Aim of the task - Run through the records and show each line that includes the string "kind".

(Interface dataset entries)
*** Block opens ***

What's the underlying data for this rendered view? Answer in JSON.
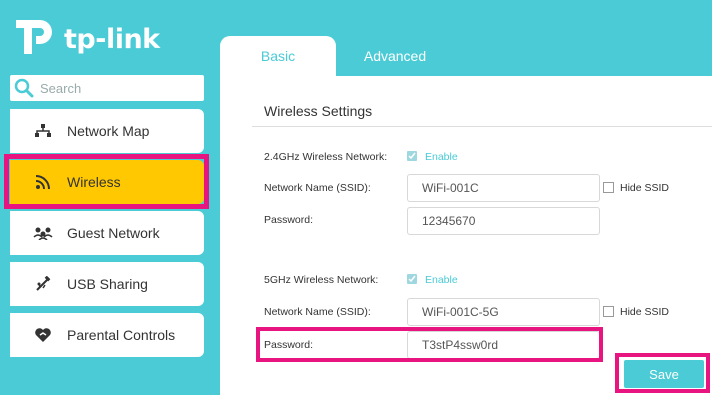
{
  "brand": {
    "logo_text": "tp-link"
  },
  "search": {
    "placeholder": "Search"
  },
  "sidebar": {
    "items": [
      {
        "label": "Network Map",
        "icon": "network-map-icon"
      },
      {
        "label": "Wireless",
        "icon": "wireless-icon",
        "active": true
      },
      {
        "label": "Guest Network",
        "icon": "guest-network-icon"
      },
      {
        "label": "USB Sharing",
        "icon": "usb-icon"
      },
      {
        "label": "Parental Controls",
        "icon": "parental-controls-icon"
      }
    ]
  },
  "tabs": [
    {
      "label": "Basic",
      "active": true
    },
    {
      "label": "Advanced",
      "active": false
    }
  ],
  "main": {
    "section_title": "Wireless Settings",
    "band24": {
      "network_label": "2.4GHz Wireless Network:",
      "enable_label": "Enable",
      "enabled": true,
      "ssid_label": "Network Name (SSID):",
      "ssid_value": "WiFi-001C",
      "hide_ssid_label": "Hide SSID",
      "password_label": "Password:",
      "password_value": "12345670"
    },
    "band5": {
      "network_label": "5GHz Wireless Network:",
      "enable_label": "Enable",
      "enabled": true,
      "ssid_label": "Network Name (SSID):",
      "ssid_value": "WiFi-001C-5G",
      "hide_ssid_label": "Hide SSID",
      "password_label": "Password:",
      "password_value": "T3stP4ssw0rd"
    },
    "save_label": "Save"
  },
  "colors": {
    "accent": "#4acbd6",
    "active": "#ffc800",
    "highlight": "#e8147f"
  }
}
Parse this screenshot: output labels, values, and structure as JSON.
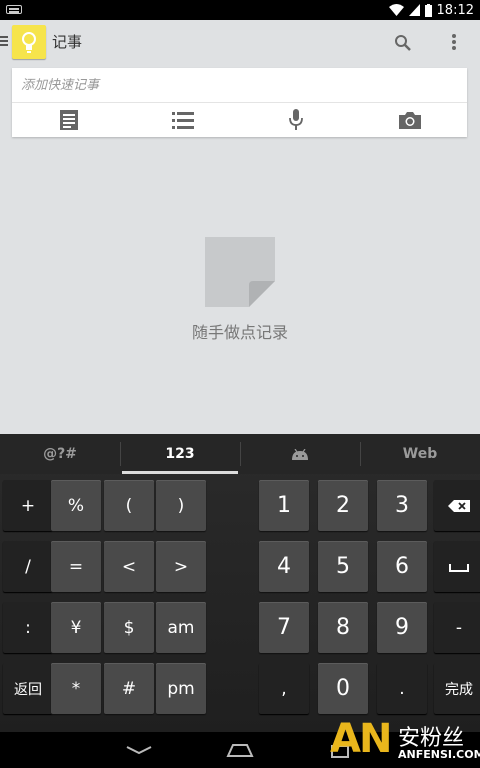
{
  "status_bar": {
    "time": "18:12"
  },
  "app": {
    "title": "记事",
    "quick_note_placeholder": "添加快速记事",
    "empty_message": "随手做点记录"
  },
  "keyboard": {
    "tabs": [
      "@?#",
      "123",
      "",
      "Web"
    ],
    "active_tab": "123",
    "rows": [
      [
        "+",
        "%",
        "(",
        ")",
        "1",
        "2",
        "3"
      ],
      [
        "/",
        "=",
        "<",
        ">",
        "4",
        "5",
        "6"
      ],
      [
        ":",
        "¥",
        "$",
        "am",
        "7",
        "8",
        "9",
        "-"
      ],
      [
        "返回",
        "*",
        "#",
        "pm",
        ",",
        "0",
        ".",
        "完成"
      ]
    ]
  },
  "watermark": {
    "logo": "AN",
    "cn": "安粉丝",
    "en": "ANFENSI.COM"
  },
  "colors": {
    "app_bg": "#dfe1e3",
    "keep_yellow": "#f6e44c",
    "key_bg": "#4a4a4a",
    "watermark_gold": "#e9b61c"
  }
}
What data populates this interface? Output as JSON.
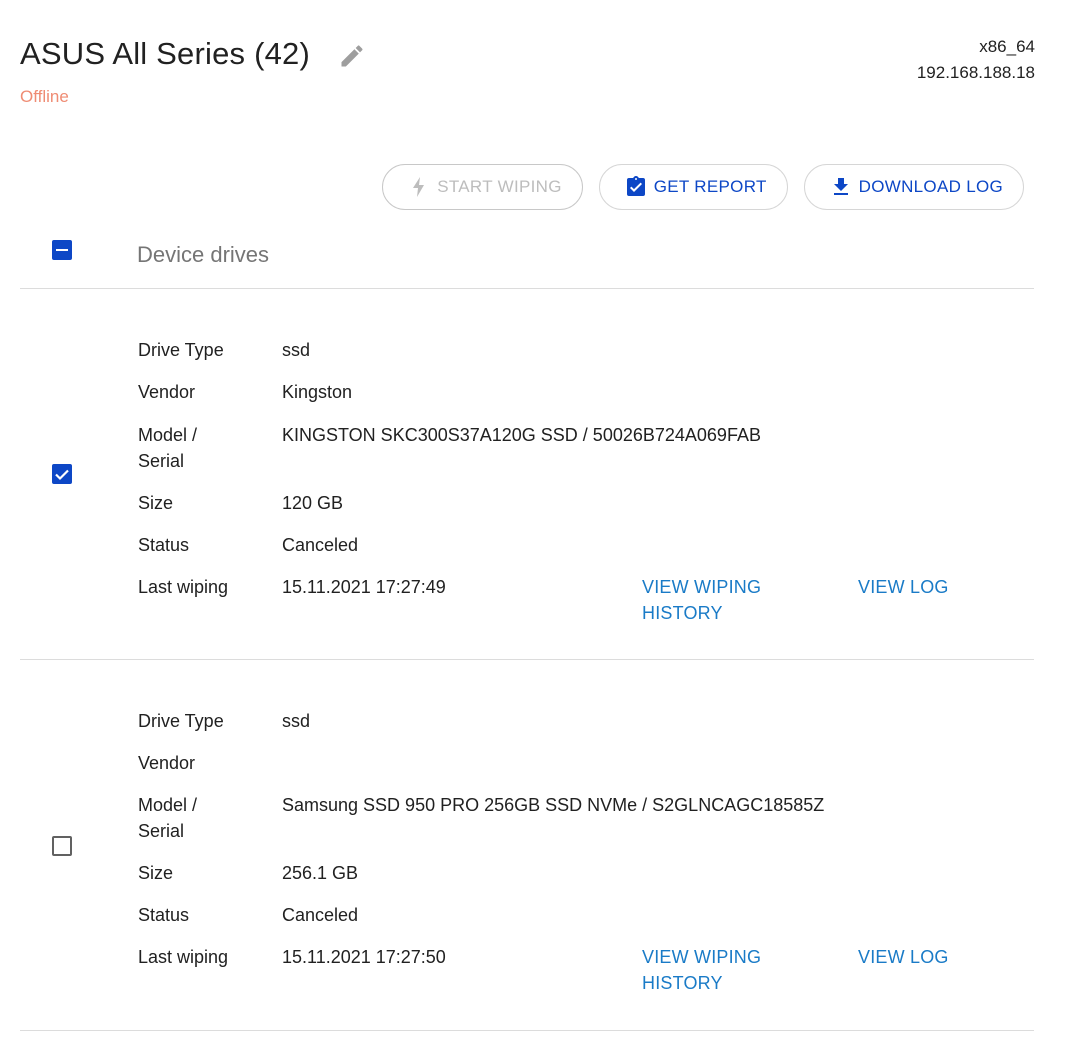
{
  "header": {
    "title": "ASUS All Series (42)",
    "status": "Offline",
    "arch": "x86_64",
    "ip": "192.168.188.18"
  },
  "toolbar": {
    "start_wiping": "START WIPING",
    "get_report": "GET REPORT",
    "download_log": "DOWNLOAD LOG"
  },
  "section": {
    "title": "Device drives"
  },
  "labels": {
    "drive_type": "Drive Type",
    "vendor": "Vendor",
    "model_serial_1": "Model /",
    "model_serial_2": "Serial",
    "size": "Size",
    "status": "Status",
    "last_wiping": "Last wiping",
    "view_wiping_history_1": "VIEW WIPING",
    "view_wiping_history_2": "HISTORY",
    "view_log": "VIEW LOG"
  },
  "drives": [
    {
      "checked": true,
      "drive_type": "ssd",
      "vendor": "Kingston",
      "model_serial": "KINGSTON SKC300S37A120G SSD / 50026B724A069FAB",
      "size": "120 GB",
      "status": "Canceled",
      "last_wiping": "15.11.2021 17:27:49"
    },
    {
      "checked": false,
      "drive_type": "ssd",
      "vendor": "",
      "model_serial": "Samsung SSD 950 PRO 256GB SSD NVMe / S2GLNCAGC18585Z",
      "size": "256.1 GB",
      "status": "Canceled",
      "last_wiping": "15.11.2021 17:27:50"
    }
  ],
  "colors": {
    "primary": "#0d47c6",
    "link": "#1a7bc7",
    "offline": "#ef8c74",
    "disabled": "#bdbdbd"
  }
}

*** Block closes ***
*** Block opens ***

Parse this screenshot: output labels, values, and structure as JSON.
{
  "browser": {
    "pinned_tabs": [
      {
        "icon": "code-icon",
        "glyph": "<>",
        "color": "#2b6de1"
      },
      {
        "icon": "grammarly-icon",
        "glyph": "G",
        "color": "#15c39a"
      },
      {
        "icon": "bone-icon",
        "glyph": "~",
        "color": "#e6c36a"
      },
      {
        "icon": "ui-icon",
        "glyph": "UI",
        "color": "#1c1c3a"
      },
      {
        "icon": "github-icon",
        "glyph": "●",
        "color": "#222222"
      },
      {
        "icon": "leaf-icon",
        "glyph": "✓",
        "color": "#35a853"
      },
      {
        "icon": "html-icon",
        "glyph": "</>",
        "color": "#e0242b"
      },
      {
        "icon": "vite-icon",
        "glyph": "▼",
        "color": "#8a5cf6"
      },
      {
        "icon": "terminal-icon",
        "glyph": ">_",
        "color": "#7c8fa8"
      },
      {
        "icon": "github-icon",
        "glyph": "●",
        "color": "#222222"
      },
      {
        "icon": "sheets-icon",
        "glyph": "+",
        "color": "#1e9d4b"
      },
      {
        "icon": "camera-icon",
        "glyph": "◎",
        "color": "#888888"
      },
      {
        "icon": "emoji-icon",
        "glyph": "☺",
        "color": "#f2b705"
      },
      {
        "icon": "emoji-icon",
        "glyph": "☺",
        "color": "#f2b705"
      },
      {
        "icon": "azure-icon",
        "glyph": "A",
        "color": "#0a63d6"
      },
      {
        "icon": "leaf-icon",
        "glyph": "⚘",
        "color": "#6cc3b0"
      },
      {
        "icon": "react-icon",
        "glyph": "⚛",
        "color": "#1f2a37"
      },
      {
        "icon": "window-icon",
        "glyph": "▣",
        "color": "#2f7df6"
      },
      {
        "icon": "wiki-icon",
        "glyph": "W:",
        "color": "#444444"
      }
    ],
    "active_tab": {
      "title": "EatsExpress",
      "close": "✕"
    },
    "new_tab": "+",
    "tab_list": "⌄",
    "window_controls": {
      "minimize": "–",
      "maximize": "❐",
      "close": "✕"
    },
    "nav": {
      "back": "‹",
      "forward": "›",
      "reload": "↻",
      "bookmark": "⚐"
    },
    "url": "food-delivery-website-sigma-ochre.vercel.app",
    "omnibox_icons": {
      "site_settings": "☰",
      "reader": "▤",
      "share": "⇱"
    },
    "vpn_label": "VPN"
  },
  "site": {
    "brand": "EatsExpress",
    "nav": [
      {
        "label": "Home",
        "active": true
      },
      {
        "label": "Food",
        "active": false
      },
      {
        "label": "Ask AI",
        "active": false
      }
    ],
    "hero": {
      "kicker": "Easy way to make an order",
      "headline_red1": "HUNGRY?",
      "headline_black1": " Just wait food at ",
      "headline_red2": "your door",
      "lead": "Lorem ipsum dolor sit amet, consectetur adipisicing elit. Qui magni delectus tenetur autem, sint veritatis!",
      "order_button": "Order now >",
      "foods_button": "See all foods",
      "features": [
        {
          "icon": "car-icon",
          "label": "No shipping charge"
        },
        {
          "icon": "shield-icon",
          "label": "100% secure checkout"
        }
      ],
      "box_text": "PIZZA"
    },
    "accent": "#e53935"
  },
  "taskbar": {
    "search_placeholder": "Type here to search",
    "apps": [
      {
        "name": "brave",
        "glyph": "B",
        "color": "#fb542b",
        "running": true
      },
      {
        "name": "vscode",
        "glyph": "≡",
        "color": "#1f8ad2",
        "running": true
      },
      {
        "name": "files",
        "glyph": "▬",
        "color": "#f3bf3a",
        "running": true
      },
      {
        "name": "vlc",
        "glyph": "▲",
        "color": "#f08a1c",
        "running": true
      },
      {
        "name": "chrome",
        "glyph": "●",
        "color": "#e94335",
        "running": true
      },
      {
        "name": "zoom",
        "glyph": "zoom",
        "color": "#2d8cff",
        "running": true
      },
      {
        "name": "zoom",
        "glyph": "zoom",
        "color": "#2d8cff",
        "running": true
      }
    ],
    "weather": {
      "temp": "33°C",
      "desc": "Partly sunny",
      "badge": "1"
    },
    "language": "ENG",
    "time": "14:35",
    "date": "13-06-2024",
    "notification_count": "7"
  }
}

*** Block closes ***
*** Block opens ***

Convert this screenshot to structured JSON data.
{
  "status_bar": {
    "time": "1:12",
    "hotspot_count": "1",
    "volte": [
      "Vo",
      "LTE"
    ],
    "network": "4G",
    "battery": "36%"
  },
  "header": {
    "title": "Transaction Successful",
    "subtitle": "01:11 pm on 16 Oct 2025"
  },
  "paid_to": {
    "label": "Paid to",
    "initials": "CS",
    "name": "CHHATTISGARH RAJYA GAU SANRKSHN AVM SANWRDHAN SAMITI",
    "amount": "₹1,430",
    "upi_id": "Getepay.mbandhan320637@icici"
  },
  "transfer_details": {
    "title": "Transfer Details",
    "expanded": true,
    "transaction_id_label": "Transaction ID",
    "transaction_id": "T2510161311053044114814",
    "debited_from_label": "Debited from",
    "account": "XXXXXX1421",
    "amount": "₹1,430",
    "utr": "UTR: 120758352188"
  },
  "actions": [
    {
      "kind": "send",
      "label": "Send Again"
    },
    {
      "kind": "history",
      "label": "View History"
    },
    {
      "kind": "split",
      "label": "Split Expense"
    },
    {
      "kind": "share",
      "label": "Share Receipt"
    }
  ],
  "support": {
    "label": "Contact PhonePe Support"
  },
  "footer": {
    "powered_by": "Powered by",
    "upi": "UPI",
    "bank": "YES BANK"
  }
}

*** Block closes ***

Task response -
      "kind": "send",
      "kind": "history",
      "kind": "split",
      "kind": "share",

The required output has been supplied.